+ Search Articles
+ Subscribe to Site Feeds
EurekaMag Most Shared ContentMost Shared
EurekaMag PDF Full Text ContentPDF Full Text
+ PDF Full Text
Request PDF Full TextRequest PDF Full Text
+ Follow Us
Follow on FacebookFollow on Facebook
Follow on TwitterFollow on Twitter
Follow on Google+Follow on Google+
Follow on LinkedInFollow on LinkedIn

+ Translate

The circadian clock, light/dark cycle and melatonin are differentially involved in the expression of daily and photoperiodic variations in mt(1) melatonin receptors in the Siberian and Syrian hamsters


Neuroendocrinology 74(1): 55-68
The circadian clock, light/dark cycle and melatonin are differentially involved in the expression of daily and photoperiodic variations in mt(1) melatonin receptors in the Siberian and Syrian hamsters
Mechanisms underlying the daily and photoperiodic variations in mt(1) melatonin receptors were investigated in the pars tuberalis (PT) and suprachiasmatic nuclei (SCN) of Siberian and Syrian hamsters. Whatever its daily profile, melatonin receptor density was strongly increased in both structures and species after constant light exposure or pinealectomy, and decreased after a single melatonin injection, indicating melatonin involvement in the daily regulation of the receptor protein. This was confirmed by a strong inverse correlation between melatonin binding capacity and plasma melatonin concentration. In contrast, regulation of mt(1) mRNA appeared more complex. The circadian clock, the light/dark cycle and melatonin are all implicated in mt(1) gene daily fluctuations, but the extent of their involvement depends upon the structure and the species studied. The photoperiodic decrease in melatonin receptor density observed in short photoperiod (PT of the two hamster species and Syrian hamster SCN) seems to be the consequence of a long-term mt(1) gene repression induced by the lengthening of the melatonin peak. Altogether, these results show that during daily variations, mt(1) melatonin receptor mRNA and protein are differentially regulated, while at the photoperiodic level, the mt(1) protein status depends on mRNA transcription.

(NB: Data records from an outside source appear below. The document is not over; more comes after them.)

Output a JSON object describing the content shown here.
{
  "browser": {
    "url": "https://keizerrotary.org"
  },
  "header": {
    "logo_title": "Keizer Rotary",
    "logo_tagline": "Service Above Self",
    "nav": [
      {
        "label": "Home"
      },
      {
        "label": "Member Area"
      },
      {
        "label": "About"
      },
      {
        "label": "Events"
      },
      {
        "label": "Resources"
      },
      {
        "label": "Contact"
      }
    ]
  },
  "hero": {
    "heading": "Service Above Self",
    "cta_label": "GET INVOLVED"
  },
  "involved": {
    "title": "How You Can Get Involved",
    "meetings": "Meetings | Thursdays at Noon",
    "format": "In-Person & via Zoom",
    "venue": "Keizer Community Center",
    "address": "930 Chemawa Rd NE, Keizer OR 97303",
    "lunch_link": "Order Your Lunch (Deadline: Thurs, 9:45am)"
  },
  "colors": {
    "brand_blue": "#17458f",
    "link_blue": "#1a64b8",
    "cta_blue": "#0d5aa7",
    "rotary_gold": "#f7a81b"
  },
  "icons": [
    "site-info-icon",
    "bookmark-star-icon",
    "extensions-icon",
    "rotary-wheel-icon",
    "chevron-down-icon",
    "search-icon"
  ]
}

Accession: 011482892

PMID: 11435758

DOI: 54670



Related references

Twice daily melatonin peaks in Siberian but not Syrian hamsters under 24 h light:dark:light:dark cycles. Chronobiology International 29(9): 1206-1215, 2013

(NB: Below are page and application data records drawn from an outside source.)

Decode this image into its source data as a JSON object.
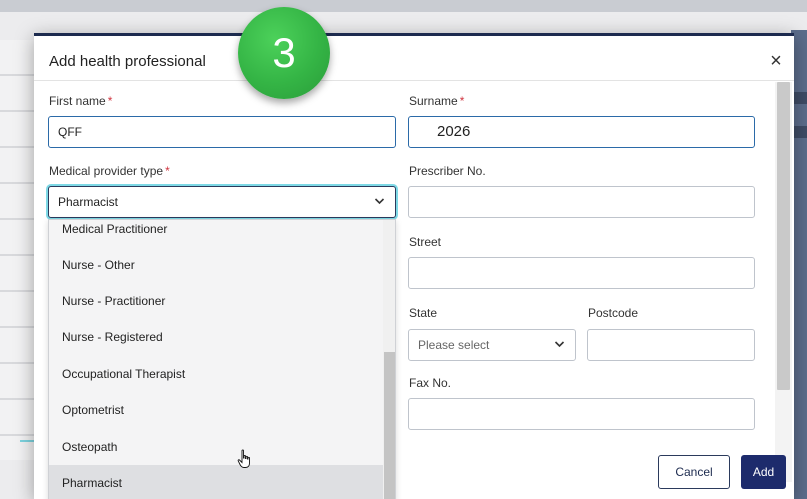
{
  "modal": {
    "title": "Add health professional",
    "close_glyph": "×"
  },
  "step_badge": "3",
  "form": {
    "first_name": {
      "label": "First name",
      "required_mark": "*",
      "value": "QFF"
    },
    "surname": {
      "label": "Surname",
      "required_mark": "*",
      "value": "2026"
    },
    "medical_provider_type": {
      "label": "Medical provider type",
      "required_mark": "*",
      "value": "Pharmacist",
      "chevron": "❯"
    },
    "prescriber_no": {
      "label": "Prescriber No.",
      "value": ""
    },
    "street": {
      "label": "Street",
      "value": ""
    },
    "state": {
      "label": "State",
      "placeholder": "Please select",
      "chevron": "❯"
    },
    "postcode": {
      "label": "Postcode",
      "value": ""
    },
    "fax_no": {
      "label": "Fax No.",
      "value": ""
    }
  },
  "dropdown": {
    "options": [
      "Medical Practitioner",
      "Nurse - Other",
      "Nurse - Practitioner",
      "Nurse - Registered",
      "Occupational Therapist",
      "Optometrist",
      "Osteopath",
      "Pharmacist"
    ],
    "highlighted": "Pharmacist"
  },
  "footer": {
    "cancel_label": "Cancel",
    "add_label": "Add"
  },
  "icons": {
    "close": "close-icon",
    "chevron": "chevron-down-icon",
    "cursor": "hand-pointer-icon"
  },
  "colors": {
    "primary": "#1d2b6c",
    "focus_ring": "#7ed9e6",
    "required": "#d0343f",
    "badge": "#34b445"
  }
}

Melatonin and the circadian clock in mink: Effects of daily injections of melatonin on circadian rhythm of locomotor activity and autoradiographic localization of melatonin binding sites. Journal of Neuroendocrinology 5(3): 241-246, 1993

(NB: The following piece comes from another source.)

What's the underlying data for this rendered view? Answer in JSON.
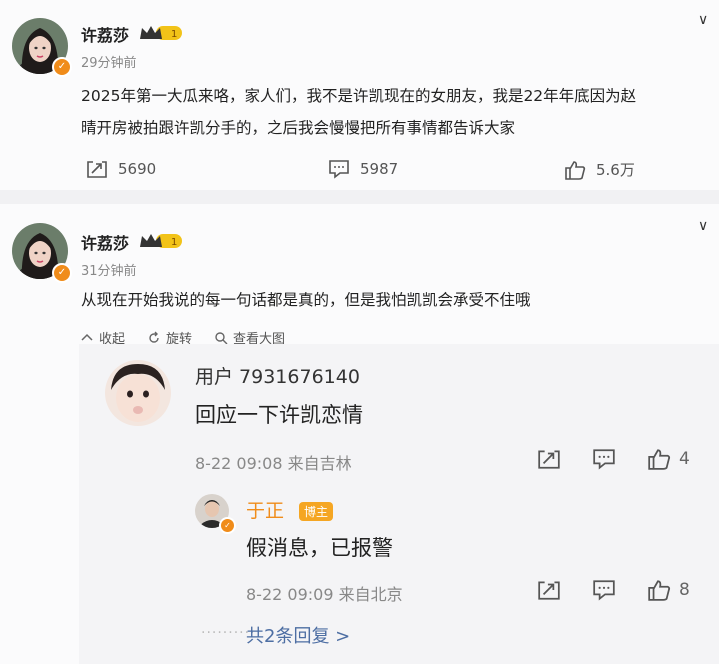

Melatonin and the circadian clock in mink: effects of daily injections of melatonin on circadian rhythm of locomotor activity and autoradiographic localization of melatonin binding sites. Journal of Neuroendocrinology 5(3): 241-246, 1993

Acute melatonin treatment alters dendritic morphology and circadian clock gene expression in the hippocampus of Siberian hamsters. Hippocampus 25(2): 142-148, 2015

Melatonin accelerates reentrainment after phase advance of the light-dark cycle in Syrian hamsters: antagonism by flumazenil. Chronobiology International 10(6): 435-441, 1993

In old hamsters a melatonin-agonist accelerates adaptation of circadian rhythmicity to a shift in the light-dark cycle. Society for Neuroscience Abstracts 24(1-2): 698, 1998

A melatonin agonist facilitates circadian resynchronization in old hamsters after abrupt shifts in the light-dark cycle. Brain Research 880(1-2): 207-211, 13 October, 2000

The photoperiodic response in Syrian hamsters depends upon a melatonin-driven rhythm of sensitivity to melatonin. Biological Signals 6(4-6): 264-271, 1997

Melatonin desensitizes endogenous MT2 melatonin receptors in the rat suprachiasmatic nucleus: relevance for defining the periods of sensitivity of the mammalian circadian clock to melatonin. Faseb Journal 18(14): 1646-1656, 2004

Circadian pattern in the anti gonadal action of melatonin in syrian hamsters exposed to continuous illumination or 20 hours light 4 hours dark. Transactions of the Kansas Academy of Science 83(3): 148-149, 1980